Signs Of Change

I’ve been blogging about climate change since my conversion from being a climate change avoider to a climate activist/fossil fuel abolitionist in the fall of 2009. As a climate change avoider, I never watched An Inconvenient Truth; after all, it might be inconvenient to have to face my fear or be prodded into taking action. If climate change ever appeared on my radar in those days, I’d think “it’s too big a problem, what can one person do?” and/or “OMG – I’m terrified about what this means, especially for my kids, but surely those elected to ensure our safety won’t let it get out of hand. We backed away from the Cold War, we solved the ozone problem, this will be solved, too.”

Then, in September of 2009, after an unseasonably rainy and cool northern Ontario summer during which I spent way too much time on weather websites looking for some good news, I came across‘s website. It explained climate change in a way I could understand (350 parts per million of C02 is what the best science says should be the level in our atmosphere for human civilization to continue. The current level is higher than that, and will climb as long as we keep digging up carbon from the ground and burning it), and it invited me to organize a simple action in my community.

C & Bill McKibben. Friday evening.forFB
I finally got to meet my climate hero Bill McKibben, co-founder of, last week in northern Alberta

Once I had my climate epiphany, I thought all I needed to do was share this information with everyone I knew, especially other parents and people of faith so that they, too, would be moved to action. That’s what I set out to do, along with organizing events around’s action days, and searching for faith groups already working on this issue. I decided to start blogging about climate change because I needed something else to do about this issue besides reaching out to the people in my circle of family and friends, and because I’m a writer and researcher by profession.

To make a long story short, I found out that most people aren’t moved to action, even after hearing’s straightforward explanation about climate change and the urgent need to decrease our carbon dioxide emissions. That is a fact that I’ve had to come to terms with over the last four years. Having said that, I have met the most wonderful people on my journey as a climate activist, people who are committed to solving the climate crisis to ensure a liveable world for future generations. They are an awesome, awesome bunch!

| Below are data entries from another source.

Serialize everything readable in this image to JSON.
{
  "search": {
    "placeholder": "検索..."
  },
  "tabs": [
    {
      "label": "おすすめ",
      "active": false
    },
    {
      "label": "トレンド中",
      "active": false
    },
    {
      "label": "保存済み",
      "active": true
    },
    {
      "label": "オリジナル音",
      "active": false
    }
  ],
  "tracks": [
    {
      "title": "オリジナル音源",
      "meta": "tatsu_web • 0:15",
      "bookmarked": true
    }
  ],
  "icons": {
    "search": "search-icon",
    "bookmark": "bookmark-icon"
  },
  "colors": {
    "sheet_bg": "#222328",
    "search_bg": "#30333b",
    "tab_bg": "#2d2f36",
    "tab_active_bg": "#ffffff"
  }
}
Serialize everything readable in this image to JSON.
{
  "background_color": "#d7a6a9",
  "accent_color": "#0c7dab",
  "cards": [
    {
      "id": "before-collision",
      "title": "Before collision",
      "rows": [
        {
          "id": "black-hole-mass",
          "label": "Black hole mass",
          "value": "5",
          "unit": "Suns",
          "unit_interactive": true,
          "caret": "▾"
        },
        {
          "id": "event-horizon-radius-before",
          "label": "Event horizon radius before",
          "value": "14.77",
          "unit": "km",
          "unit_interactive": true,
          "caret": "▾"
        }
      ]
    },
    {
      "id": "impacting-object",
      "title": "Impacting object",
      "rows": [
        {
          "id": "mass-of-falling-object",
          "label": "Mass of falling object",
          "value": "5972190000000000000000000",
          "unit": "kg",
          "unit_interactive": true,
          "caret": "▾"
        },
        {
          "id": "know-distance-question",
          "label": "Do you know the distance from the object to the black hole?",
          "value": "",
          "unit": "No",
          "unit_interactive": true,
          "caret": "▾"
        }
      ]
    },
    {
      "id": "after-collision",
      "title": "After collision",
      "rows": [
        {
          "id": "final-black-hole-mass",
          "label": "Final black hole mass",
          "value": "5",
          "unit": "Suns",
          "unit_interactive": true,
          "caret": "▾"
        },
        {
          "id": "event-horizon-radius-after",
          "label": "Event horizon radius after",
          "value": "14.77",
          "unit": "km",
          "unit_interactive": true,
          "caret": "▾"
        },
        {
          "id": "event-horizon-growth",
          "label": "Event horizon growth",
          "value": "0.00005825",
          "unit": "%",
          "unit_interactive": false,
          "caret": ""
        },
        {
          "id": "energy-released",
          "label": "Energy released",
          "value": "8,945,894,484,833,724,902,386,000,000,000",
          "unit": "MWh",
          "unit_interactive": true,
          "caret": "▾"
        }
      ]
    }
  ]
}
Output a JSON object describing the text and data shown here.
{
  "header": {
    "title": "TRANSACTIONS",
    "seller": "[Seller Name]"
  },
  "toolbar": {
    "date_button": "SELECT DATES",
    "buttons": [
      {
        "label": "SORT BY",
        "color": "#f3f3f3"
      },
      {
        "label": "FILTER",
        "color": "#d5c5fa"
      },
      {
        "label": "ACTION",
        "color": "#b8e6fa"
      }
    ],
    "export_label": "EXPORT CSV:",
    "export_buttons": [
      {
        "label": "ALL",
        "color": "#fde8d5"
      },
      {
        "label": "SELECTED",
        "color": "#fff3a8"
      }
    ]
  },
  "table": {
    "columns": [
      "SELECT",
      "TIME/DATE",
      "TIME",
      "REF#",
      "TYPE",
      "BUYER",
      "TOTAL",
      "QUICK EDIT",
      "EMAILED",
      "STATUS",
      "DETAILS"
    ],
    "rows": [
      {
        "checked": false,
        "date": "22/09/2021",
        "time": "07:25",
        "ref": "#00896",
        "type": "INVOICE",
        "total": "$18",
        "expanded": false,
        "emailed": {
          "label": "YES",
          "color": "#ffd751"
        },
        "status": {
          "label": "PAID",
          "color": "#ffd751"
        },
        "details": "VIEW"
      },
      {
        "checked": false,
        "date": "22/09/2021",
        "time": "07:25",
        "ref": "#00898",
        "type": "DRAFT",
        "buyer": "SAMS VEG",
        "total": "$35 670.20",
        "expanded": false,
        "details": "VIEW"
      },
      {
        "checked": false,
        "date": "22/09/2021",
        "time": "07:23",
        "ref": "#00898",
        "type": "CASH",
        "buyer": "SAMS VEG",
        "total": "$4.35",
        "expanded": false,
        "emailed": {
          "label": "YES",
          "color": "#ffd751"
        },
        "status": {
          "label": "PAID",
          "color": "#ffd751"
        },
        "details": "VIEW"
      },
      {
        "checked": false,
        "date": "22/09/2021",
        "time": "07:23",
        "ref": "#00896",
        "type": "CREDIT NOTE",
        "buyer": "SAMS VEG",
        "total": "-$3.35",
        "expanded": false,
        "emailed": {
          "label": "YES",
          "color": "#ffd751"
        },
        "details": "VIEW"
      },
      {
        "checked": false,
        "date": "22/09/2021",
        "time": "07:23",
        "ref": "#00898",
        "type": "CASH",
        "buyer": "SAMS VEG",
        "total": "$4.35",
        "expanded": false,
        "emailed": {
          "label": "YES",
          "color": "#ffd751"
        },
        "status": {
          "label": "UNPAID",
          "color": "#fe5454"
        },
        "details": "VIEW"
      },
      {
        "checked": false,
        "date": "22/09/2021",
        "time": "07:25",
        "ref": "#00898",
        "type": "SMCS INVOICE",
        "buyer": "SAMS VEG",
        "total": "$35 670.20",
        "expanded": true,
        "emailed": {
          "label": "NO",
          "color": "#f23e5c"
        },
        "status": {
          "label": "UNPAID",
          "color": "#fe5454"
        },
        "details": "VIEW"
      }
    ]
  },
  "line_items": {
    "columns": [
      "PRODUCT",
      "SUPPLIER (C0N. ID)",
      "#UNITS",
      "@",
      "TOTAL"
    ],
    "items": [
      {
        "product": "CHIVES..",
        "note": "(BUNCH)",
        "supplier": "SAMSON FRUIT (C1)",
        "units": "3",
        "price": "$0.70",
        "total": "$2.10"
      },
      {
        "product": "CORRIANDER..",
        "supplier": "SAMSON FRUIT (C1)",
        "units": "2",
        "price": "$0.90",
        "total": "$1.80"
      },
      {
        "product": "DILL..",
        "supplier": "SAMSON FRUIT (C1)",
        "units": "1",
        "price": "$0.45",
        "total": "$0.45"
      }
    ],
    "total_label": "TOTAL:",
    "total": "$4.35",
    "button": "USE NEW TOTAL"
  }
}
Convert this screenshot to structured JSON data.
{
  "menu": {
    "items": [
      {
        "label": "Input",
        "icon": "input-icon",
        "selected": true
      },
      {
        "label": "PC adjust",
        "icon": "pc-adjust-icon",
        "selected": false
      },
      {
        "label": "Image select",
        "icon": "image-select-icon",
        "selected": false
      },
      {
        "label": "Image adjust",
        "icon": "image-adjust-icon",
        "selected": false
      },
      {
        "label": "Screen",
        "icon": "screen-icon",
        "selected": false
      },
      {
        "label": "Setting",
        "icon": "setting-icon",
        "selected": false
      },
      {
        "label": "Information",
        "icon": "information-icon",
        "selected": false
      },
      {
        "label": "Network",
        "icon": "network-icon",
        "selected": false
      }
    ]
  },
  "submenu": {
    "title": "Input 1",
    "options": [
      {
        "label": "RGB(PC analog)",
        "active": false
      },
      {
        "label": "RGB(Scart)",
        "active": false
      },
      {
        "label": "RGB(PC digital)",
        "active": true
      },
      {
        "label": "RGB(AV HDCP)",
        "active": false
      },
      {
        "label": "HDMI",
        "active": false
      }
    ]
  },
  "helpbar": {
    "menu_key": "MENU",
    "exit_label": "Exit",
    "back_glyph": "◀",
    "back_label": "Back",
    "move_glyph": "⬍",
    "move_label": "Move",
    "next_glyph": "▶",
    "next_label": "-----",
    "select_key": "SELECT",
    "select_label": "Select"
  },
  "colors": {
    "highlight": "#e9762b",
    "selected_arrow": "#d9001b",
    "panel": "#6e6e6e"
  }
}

Part of the path of a climate activist is working through the stages of climate grief. I’ve done much of my grieving, although it’s work that is never completely finished. These days it feels like we’ve entered a new stage on our collective human path, as the fingerprints of climate change are becoming easier to identify every day, at least for those who “have eyes to see”. We are all in this “boat”, this wonderful blue planet, together. But it’s not just climate change that makes our connectedness clear – national economies are now globally enmeshed, and ocean acidification and biodiversity loss respects no national boundaries. We are moving very quickly toward a time where we will be part of deciding if the legacy of humanity will be a charred, much diminished planet for future generations or whether this time of chaos that we are poised to enter will be the genesis of a flourishing, compassionate civilization where abundance is the rule, not the exception. I know which outcome I’m focused on creating!

Hang on, we’re in for a wild ride!




Citizens Climate Lobby

The Six Stages of Climate Grief

Canada’s “New Normal” Weather Adds Heat To Climate Politics

More signs: Detroit Files For Bankruptcy

Shift Happens

For those of us concerned about climate change, the knowledge of what we humans have done to our planet can be overwhelming.  When we truly understand the peril we, in the fossil-fuel addicted industrialized nations, have inflicted on the rest of humanity and other innocent species, the guilt and sadness can be paralyzing; despair sometimes seems like an option. It’s not, as I was reminded at the conference I’m attending this weekend, because like denial at the opposite end of the spectrum, it leads to inaction.  And what the world needs NOW – not in 5 or 10 years, but right now – is people who are prepared to make changes in the way they live and to spread the word about why all of us need to become engaged in this issue. The changes that we need to make to wean ourselves off fossil fuels are dramatic and sweeping. Daunting though the shift is, it can be done. If you need convincing or encouragement, check out “Did You Know” by American educator Karl Fisch, who prepared it to inspire the staff at his high school.


And, with a nod to my roots, here’s a “Winnipeg remix”


Click here to go to Karl Fisch’s website,or here for a Wikispace page with more info.